  public static Cards7[] Create7(byte[] c0, byte[] c1) => Create(c0.Length, i => new Cards7 {C0 = c0[i], C1 = c1[i]});
  public static Cards8[] Create8(byte[] c0, byte[] c1) => Create(c0.Length, i => new Cards8 {C0 = c0[i], C1 = c1[i]});
}

public struct Cards2
{
  public byte C0, C1;
}

public struct Cards3
{
  public byte C0, C1, C2;
}

public struct Cards4
{
  public byte C0, C1, C2, C3;
}

public struct Cards5
{
  public byte C0, C1, C2, C3, C4;
}

public struct Cards6
{
  public byte C0, C1, C2, C3, C4, C5;
}

public struct Cards7
{
  public byte C0, C1, C2, C3, C4, C5, C6;
}

public struct Cards8
{
  public byte C0, C1, C2, C3, C4, C5, C6, C7;
}


class Program
{
  static void Main()
  {
    BenchmarkRunner.Run<CardBenchmarks>();
  }
}

Answer

As you can see, your benchmark is a hard one, there are a lot of different factors which affect your performance.
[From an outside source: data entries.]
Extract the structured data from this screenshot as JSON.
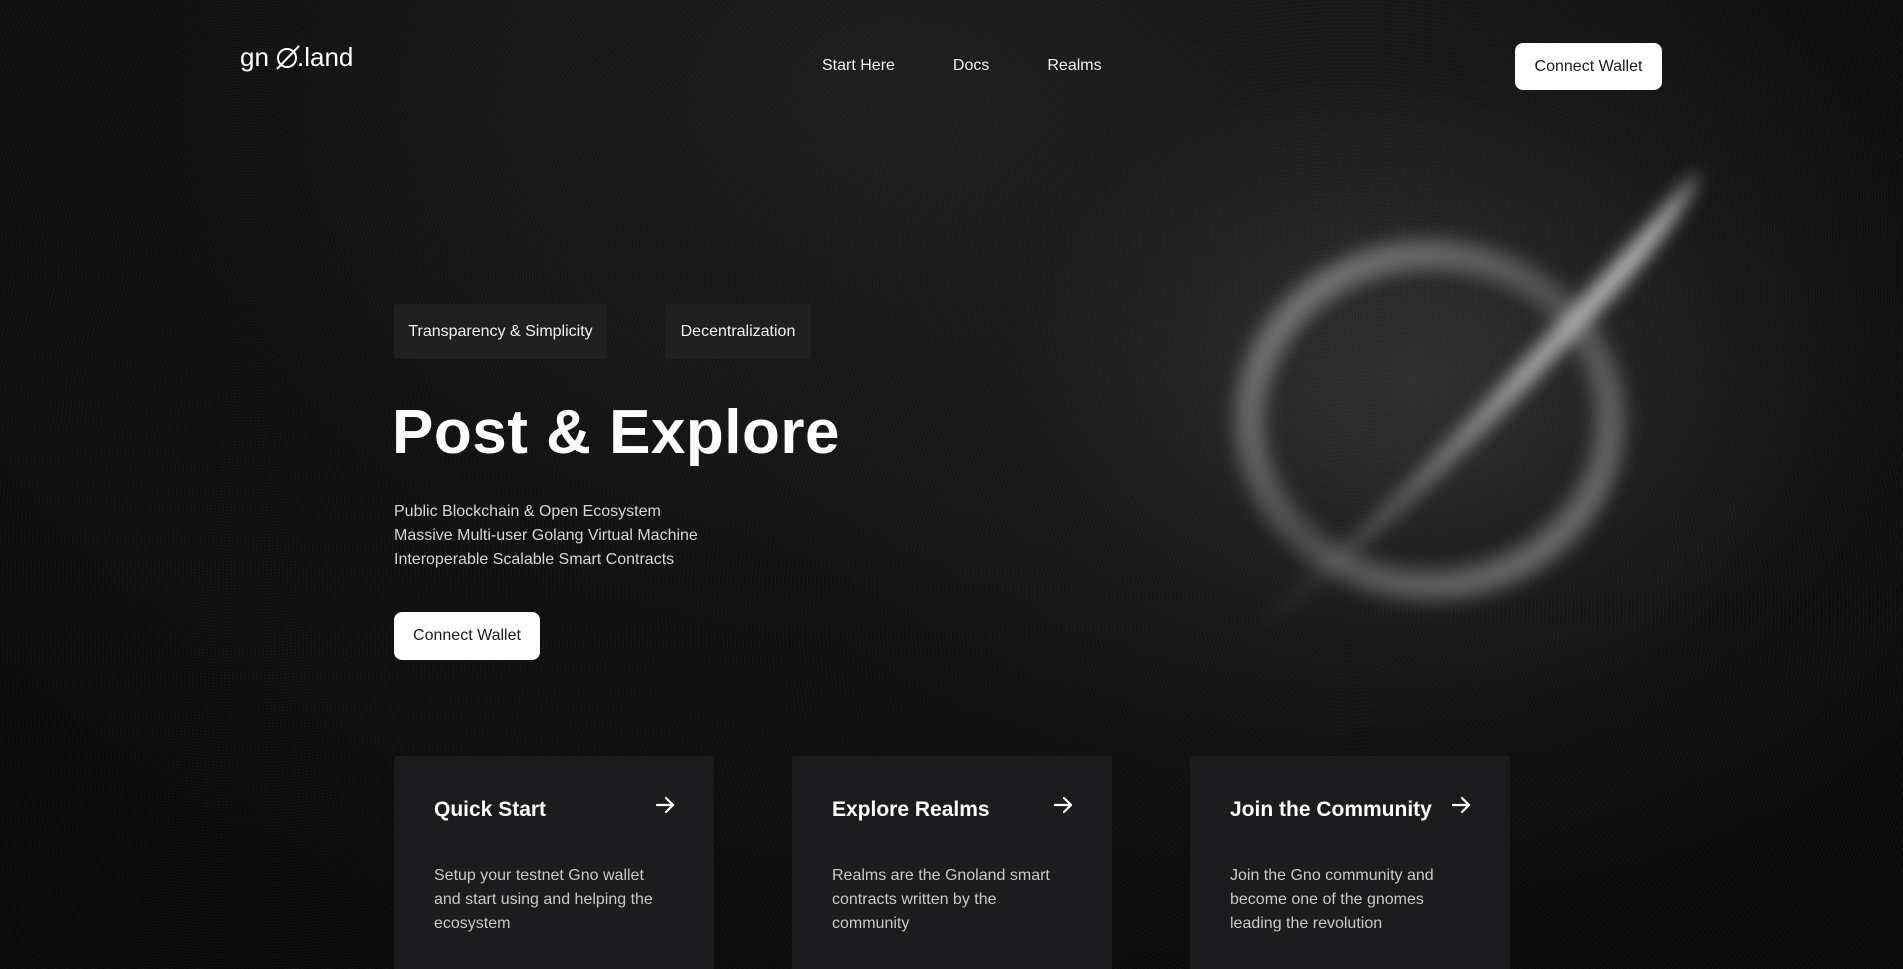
{
  "header": {
    "logo_text": "gnø.land",
    "nav": [
      {
        "label": "Start Here"
      },
      {
        "label": "Docs"
      },
      {
        "label": "Realms"
      }
    ],
    "connect_label": "Connect Wallet"
  },
  "hero": {
    "tags": [
      "Transparency & Simplicity",
      "Decentralization"
    ],
    "title": "Post & Explore",
    "lines": [
      "Public Blockchain & Open Ecosystem",
      "Massive Multi-user Golang Virtual Machine",
      "Interoperable Scalable Smart Contracts"
    ],
    "connect_label": "Connect Wallet"
  },
  "cards": [
    {
      "title": "Quick Start",
      "description": "Setup your testnet Gno wallet and start using and helping the ecosystem",
      "icon": "arrow-right-icon"
    },
    {
      "title": "Explore Realms",
      "description": "Realms are the Gnoland smart contracts written by the community",
      "icon": "arrow-right-icon"
    },
    {
      "title": "Join the Community",
      "description": "Join the Gno community and become one of the gnomes leading the revolution",
      "icon": "arrow-right-icon"
    }
  ],
  "colors": {
    "background": "#0b0b0b",
    "card": "#1c1c1e",
    "tag": "#202020",
    "button": "#ffffff",
    "button_text": "#1a1a1a"
  }
}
One of the most important things is how your runtime layouts your data. For example, you will not observe the described behavior on Mono, because Mono and the Full Framework have different layout algorithms (on Mono we have Marshal.SizeOf(typeof(Card2)) == 8).

We have Time(Card5) > Time(Card8) on the Full Framework because Card5 produces a lot of unaligned reads unlike Card8 (see the first picture).

Update

Question from the comment:

Any idea why 3-byte performs better than 8-byte on your RyuJIT64 benchmark?

Let's look at the asm code:

; RyuJIT-x64, C3
                var c = cards3[i];
00007FFEDF0CADCE  mov         r10,r9  
00007FFEDF0CADD1  mov         r11d,dword ptr [r10+8]  
00007FFEDF0CADD5  cmp         eax,r11d  
00007FFEDF0CADD8  jae         00007FFEDF0CAE44  
00007FFEDF0CADDA  movsxd      r11,eax  
00007FFEDF0CADDD  imul        r11,r11,3  
00007FFEDF0CADE1  lea         r10,[r10+r11+10h]  
00007FFEDF0CADE6  movzx       r11d,byte ptr [r10]          ; !!!
00007FFEDF0CADEA  movzx       r10d,byte ptr [r10+1]        ; !!!

; RyuJIT-x64, C8
                var c = cards8[i];
00007FFEDF0CAE8C  mov         rdx,qword ptr [rcx+48h]  
00007FFEDF0CAE90  mov         r8d,dword ptr [rdx+8]  
00007FFEDF0CAE94  cmp         eax,r8d  
00007FFEDF0CAE97  jae         00007FFEDF0CAF0C  
00007FFEDF0CAE99  movsxd      r8,eax  
00007FFEDF0CAE9C  mov         rdx,qword ptr [rdx+r8*8+10h] ; !!! 
00007FFEDF0CAEA1  mov         qword ptr [rsp+28h],rdx      ; !!!

In the C3 case, RyuJIT keeps the target bytes in the r11d, r10d registers; in the C8 case, RyuJIT keeps them on stack (qword ptr [rsp+28h]). The explanation: the current version of RyuJIT (v4.6.1080.0 in my case) does scalar replacement for structs with no more than 4 fields (see coreclr#6839). Thus, RyuJIT performance of C5, C6, C7, and C8 is worse than performance of C2, C3, C4. Be careful: this behavior may be changed in the future versions of RyuJIT.